## [Exercise directions]
Would you copy out each line of the records below that includes the word "JSON"?

## [Data to use]
=-=-=

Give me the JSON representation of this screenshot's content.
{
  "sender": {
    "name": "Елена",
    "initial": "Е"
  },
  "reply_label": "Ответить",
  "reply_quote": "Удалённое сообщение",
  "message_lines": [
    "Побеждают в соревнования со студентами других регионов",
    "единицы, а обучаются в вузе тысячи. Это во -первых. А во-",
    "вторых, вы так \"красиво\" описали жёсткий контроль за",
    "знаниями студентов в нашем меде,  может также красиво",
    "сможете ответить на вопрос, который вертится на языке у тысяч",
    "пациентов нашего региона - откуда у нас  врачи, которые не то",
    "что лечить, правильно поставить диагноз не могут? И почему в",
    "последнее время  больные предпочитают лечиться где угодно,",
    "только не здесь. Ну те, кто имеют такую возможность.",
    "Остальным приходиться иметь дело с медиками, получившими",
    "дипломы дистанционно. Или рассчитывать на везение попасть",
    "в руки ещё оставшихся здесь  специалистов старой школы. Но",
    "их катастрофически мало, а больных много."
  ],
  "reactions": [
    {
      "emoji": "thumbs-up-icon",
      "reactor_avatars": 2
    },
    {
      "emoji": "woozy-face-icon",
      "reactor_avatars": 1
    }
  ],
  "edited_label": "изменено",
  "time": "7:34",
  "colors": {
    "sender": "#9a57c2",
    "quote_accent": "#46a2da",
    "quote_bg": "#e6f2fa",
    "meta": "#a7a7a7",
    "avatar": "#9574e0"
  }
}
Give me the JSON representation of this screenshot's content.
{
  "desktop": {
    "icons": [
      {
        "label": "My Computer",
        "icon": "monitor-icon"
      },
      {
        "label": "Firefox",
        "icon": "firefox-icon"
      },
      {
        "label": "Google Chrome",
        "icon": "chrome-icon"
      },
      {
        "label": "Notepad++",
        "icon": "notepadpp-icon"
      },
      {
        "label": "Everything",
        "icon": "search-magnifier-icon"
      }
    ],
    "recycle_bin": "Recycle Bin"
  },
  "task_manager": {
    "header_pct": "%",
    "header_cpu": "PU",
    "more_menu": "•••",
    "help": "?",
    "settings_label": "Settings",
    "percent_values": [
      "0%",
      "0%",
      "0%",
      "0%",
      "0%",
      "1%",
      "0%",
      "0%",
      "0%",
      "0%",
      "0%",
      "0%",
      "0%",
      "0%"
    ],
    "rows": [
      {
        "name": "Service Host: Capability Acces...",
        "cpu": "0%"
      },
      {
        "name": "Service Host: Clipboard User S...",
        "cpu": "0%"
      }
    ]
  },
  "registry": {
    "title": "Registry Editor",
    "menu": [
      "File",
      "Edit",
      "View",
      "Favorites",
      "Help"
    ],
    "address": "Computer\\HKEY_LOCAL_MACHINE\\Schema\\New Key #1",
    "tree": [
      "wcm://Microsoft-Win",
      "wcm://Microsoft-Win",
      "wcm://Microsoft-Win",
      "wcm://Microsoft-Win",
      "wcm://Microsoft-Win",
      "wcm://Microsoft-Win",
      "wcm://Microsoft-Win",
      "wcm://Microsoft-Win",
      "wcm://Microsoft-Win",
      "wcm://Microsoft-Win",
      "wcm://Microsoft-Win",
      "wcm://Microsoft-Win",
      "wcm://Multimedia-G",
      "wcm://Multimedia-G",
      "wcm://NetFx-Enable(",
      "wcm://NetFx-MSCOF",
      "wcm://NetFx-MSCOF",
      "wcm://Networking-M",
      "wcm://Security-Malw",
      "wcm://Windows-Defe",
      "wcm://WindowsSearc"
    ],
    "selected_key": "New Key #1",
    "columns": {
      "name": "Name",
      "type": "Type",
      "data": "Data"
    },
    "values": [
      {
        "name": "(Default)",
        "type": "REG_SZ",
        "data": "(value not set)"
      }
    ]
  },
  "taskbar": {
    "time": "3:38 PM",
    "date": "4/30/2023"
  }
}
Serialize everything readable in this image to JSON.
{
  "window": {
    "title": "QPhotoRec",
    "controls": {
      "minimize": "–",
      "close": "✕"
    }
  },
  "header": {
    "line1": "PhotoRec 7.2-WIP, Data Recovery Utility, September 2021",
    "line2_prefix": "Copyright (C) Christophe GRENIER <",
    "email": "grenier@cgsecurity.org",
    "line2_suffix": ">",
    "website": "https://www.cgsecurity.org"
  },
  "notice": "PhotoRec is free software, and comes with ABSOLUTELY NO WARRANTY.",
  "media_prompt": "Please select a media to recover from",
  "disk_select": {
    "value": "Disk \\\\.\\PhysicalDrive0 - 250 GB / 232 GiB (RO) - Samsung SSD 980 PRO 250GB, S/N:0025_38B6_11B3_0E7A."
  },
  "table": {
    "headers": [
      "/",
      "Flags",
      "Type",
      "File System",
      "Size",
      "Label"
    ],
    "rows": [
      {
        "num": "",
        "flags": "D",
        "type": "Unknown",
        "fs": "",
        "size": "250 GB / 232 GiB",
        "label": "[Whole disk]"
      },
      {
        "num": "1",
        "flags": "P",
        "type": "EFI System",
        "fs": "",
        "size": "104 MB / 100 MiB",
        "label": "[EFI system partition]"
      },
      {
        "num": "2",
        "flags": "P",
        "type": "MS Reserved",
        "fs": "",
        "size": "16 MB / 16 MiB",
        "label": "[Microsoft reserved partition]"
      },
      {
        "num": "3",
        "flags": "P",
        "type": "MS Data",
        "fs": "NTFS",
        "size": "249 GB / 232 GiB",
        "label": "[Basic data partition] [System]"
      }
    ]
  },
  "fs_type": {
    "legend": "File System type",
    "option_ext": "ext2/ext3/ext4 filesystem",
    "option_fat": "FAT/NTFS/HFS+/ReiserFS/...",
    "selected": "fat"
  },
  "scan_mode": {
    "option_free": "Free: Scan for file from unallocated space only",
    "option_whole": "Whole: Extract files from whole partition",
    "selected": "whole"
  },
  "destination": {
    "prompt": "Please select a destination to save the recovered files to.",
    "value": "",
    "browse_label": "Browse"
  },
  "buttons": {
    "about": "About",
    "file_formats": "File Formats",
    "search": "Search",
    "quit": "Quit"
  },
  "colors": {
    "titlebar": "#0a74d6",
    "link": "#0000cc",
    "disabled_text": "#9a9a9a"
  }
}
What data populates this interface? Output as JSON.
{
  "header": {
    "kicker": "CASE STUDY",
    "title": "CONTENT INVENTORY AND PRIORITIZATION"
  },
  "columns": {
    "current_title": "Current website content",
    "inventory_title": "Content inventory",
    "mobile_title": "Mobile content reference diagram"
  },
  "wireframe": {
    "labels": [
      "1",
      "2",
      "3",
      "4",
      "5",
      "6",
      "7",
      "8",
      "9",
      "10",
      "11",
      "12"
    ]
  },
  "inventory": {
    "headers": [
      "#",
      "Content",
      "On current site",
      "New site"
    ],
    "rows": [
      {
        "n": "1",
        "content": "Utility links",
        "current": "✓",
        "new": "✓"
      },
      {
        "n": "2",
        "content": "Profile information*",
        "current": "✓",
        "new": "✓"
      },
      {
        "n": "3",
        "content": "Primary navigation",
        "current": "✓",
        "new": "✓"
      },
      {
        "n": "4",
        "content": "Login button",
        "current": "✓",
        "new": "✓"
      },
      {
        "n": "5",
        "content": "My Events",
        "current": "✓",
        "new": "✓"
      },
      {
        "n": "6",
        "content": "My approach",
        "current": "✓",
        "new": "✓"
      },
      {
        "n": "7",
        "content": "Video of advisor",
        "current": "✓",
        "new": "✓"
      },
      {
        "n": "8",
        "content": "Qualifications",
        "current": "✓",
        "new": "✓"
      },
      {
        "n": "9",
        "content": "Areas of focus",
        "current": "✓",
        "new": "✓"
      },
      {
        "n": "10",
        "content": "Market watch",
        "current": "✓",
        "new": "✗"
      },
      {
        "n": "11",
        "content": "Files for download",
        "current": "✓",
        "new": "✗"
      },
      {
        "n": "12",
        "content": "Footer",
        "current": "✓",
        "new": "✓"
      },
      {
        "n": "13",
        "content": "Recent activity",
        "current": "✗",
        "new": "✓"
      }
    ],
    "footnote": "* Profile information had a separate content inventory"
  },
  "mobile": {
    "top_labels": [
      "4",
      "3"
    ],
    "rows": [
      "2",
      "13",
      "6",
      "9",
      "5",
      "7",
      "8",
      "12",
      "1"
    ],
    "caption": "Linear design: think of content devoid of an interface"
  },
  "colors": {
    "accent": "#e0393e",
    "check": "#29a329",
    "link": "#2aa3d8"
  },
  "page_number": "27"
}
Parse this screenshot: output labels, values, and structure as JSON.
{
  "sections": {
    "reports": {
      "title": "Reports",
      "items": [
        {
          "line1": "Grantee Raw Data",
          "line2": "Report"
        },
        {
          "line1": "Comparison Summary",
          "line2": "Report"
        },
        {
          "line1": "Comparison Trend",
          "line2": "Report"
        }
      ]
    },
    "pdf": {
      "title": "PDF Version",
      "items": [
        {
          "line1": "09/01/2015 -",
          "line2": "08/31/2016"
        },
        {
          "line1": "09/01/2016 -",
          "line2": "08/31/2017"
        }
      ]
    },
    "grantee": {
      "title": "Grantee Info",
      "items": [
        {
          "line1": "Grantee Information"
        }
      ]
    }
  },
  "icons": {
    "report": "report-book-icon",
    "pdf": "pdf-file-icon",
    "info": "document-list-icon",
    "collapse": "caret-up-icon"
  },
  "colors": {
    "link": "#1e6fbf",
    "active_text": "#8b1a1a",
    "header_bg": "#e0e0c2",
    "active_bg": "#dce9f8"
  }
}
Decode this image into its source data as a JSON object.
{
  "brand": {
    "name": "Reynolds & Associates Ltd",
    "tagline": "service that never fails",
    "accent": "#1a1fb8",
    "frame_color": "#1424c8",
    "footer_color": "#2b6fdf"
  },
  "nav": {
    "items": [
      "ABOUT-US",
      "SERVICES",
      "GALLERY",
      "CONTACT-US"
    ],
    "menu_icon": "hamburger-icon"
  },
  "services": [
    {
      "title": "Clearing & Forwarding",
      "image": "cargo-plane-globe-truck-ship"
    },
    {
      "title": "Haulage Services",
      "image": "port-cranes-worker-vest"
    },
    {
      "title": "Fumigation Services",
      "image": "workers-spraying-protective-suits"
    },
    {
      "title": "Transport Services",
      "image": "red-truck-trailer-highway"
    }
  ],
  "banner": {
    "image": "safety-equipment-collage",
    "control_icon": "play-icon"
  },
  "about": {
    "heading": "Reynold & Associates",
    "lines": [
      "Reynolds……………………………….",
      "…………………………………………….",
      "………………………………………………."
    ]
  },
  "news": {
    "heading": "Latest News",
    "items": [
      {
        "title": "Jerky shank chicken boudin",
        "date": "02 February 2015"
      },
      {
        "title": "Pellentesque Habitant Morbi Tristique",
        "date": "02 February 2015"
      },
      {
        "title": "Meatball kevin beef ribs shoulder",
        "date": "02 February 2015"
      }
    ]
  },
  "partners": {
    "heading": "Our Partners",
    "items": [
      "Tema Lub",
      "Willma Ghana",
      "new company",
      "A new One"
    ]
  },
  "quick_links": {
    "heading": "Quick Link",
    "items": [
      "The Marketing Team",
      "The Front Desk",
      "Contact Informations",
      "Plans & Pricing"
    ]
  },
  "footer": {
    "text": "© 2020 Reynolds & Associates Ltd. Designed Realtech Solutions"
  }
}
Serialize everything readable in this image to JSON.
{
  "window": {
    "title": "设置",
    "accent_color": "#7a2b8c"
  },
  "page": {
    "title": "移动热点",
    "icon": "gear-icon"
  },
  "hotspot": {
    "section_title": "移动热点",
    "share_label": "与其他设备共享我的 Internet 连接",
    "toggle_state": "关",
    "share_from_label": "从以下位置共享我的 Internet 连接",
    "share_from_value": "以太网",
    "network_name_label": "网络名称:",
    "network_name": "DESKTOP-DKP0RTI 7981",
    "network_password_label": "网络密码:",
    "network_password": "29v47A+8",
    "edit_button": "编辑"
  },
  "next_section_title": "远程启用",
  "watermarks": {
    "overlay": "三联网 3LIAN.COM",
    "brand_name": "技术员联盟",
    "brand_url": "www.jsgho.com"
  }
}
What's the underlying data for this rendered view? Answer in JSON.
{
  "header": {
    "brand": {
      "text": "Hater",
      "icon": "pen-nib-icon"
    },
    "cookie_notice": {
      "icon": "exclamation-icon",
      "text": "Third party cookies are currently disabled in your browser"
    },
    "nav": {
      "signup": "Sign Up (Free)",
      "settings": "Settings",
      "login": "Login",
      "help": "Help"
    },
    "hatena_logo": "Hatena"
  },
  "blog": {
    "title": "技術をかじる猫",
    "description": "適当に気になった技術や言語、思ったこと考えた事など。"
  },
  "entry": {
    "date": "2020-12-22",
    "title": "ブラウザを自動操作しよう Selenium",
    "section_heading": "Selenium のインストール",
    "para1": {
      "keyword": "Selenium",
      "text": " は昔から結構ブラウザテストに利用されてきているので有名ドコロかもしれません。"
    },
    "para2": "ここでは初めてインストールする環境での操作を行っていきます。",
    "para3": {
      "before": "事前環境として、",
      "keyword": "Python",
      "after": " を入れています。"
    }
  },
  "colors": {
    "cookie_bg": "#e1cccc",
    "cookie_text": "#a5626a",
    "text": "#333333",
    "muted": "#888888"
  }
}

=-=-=

## [Result]
Give me the JSON representation of this screenshot's content.
Give me the JSON representation of this screenshot's content.
Serialize everything readable in this image to JSON.
What data populates this interface? Output as JSON.
Parse this screenshot: output labels, values, and structure as JSON.
Decode this image into its source data as a JSON object.
Serialize everything readable in this image to JSON.
What's the underlying data for this rendered view? Answer in JSON.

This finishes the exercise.